WINNIPEG, Manitoba -- The North West Company Fund here, operators of 169 stores in rural areas of Canada and Alaska, said sales and earnings rose for the first quarter ended May 1, despite the shutdown of 19 underperforming stores during 1998.
t said overall sales rose 0.3% to $97.2 million (U.S., at an exchange rate of $1 equals $1.4999 Canadian) and same-store sales increased 0.4%, while net income rose 84.7% to $3.5 million, following an unusual item in last year's first quarter.
The company said sales were negatively impacted by the closings last year of 14 stores in Canada and five in Alaska, which were partially offset by the opening of one store in Tadoule Lake, Manitoba, Canada, and two in King Cove and Nuiqsut, Alaska.
In Canada, the closings of the 14 Northern stores resulted in a 4.4% decline in sales to $75.1 million, while same-store sales dropped 2.7% overall, including 1.4% in food and 5.9% in general merchandise.
The company said sales were impacted by new competition, especially in retail fuel categories; a drop in general merchandise sales due to a later spring selling season; planned reductions in seasonal inventory levels, and the decision to move certain general merchandise categories out of the stores and into its catalog business.
Operating cash flow at the Canadian stores rose 30% to $7.7 million, or 10.2% of sales, compared with $5.9 million, or 7.5% a year ago.
The company said it attributed the increases to reduced expenses, lower debt loss, growth in financial services revenue, improved general merchandise margins and the closure of underperforming non-core stores.
In its Alaska operations sales rose 14.7% for the quarter to $22.2 million, while same-store sales were up 8.7%, including a 9% increase in comparable food sales and a 7.4% increase in general merchandise sales.
The company said renovated and replacement stores "continued to produce very strong market share gains and led (the stores') performance, combined with exceptional results from (two) recently opened stores."
Sales also increased as a result of continued improvements in store-level execution of the company's move to increase the allocation of space devoted to food, the company noted.
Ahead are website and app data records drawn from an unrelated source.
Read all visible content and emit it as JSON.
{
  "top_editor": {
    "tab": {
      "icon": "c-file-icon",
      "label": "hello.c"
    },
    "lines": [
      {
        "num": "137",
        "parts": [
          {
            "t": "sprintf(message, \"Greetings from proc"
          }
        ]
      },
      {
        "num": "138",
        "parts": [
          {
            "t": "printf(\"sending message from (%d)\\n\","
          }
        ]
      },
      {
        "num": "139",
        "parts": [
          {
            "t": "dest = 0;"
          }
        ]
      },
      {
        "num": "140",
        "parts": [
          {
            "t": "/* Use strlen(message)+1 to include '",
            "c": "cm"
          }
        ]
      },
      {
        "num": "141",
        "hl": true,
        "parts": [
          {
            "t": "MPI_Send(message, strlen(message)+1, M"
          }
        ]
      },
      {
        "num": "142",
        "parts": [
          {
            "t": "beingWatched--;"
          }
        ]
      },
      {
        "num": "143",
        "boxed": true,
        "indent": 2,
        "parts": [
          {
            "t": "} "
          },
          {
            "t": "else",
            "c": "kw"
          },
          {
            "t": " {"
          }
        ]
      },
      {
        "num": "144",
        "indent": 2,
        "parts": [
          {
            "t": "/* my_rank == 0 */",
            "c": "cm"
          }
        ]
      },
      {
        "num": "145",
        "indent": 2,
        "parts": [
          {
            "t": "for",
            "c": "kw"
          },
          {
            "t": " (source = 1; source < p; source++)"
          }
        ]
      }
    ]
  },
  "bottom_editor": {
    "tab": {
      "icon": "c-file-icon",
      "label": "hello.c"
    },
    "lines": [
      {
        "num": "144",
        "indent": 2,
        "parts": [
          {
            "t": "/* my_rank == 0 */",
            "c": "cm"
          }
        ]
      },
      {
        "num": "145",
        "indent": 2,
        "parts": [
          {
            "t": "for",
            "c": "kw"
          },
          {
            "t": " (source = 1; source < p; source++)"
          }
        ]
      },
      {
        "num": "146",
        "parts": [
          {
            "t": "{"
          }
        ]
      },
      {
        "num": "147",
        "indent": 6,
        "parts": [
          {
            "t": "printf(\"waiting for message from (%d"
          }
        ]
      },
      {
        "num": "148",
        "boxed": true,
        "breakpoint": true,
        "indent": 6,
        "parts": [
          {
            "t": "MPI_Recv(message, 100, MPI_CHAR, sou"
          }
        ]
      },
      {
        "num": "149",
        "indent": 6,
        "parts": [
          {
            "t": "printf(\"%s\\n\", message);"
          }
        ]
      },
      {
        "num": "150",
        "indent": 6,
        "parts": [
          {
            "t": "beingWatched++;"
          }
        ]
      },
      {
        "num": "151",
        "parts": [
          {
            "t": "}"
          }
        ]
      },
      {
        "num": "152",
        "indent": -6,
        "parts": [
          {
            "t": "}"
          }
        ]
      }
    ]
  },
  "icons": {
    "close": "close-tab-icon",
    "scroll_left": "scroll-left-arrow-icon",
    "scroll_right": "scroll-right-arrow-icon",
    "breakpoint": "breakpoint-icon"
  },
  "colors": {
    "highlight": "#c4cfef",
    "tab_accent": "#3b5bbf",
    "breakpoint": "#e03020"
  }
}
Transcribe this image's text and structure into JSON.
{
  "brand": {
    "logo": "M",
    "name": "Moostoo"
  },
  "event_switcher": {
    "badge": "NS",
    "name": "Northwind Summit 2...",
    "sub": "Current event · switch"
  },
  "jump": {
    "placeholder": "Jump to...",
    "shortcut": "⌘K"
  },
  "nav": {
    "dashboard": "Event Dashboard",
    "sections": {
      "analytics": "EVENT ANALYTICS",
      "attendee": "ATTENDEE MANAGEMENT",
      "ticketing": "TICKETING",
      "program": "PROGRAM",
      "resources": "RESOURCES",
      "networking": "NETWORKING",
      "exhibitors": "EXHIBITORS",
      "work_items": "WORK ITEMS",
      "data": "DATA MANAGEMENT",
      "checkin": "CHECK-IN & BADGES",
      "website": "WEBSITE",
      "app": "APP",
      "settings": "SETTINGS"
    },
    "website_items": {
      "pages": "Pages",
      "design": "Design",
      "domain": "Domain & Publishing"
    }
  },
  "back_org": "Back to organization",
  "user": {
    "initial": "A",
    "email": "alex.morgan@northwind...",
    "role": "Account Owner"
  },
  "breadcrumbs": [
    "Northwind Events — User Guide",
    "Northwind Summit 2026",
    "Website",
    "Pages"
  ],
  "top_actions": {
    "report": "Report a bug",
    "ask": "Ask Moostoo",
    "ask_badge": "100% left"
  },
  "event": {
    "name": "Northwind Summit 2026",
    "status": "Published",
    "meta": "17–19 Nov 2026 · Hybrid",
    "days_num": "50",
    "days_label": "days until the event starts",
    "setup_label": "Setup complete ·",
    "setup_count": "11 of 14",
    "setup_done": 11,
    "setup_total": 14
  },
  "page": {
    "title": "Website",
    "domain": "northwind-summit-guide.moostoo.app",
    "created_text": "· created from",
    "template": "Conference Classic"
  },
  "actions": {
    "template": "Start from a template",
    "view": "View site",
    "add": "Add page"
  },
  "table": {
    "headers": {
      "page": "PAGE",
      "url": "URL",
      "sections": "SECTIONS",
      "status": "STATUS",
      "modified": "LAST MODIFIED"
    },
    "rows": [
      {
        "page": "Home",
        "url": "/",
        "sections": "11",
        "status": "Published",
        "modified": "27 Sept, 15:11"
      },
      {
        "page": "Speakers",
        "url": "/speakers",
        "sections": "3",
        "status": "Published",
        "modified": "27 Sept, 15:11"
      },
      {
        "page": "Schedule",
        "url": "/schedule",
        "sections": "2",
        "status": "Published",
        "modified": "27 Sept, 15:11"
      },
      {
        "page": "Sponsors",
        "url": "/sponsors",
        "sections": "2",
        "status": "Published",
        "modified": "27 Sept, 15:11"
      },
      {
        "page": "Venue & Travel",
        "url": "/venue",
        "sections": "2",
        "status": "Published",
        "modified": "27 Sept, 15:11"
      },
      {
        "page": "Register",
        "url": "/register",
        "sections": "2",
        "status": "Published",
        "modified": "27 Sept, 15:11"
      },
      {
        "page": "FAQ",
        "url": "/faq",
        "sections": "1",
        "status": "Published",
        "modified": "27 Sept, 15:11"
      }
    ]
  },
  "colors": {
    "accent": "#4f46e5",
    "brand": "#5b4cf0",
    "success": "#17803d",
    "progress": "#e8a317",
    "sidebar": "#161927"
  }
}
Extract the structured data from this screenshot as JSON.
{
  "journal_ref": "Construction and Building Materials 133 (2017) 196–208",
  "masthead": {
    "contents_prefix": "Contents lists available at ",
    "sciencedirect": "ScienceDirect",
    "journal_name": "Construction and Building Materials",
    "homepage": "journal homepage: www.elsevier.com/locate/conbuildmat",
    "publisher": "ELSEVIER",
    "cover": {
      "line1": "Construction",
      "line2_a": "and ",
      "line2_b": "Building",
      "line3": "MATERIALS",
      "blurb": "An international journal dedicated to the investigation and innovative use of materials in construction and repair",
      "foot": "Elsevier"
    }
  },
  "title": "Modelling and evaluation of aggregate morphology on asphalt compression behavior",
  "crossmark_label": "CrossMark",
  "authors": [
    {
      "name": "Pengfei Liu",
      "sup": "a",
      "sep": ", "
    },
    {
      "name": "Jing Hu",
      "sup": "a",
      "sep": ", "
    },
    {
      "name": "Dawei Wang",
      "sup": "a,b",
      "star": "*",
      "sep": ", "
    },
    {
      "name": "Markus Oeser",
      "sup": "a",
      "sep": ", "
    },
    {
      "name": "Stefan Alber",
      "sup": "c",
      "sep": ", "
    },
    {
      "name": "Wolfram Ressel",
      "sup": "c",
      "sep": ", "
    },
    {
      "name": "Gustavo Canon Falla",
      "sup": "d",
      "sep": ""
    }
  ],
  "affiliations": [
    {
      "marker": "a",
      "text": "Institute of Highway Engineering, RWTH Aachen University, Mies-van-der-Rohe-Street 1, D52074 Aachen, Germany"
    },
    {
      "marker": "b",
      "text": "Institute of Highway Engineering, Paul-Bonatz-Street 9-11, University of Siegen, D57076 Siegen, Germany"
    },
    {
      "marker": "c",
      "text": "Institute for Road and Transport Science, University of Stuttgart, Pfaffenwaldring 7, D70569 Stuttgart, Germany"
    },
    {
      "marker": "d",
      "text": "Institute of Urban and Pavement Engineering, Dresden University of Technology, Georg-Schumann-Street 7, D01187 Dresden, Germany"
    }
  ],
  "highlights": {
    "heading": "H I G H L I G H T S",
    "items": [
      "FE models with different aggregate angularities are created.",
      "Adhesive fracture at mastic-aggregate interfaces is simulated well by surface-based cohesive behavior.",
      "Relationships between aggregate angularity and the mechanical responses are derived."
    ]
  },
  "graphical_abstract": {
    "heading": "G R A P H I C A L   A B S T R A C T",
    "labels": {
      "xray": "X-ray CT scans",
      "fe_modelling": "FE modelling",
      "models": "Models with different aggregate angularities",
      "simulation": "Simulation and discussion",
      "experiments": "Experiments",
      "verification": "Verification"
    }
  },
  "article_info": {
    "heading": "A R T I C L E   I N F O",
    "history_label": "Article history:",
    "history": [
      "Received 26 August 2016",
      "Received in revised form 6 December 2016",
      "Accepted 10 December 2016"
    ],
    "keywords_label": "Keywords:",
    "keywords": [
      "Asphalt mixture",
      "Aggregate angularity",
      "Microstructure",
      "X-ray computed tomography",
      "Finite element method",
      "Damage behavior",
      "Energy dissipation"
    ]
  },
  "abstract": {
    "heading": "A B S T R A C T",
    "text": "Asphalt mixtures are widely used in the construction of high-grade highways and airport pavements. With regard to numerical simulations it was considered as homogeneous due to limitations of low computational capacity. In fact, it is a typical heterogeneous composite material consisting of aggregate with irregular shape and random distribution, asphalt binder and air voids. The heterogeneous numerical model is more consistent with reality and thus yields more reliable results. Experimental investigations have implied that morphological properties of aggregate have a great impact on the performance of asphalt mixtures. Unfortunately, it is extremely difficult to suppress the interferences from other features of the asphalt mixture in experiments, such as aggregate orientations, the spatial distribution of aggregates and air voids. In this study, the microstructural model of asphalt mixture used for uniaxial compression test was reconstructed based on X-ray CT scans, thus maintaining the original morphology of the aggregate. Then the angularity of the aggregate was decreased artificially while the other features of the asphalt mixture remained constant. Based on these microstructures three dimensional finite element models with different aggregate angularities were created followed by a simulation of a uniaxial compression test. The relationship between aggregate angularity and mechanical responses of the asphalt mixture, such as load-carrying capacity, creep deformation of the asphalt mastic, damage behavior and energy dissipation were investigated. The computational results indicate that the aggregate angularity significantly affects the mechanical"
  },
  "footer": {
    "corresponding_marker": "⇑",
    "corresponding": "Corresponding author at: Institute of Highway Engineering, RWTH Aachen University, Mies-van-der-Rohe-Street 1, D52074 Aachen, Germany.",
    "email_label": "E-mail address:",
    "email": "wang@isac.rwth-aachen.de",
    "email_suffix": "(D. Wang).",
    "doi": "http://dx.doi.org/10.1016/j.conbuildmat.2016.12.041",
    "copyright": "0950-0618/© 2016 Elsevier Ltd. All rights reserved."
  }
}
Operating cash flow in Alaska rose 57.4% to $749,000, or 3.4% of sales, compared with $476,000, or 2.4% of sales a year ago.
Factors that contributed to the gain included higher general merchandise margins, lower store operating expenses and the closure of five underperforming stores at the end of last year, the company said.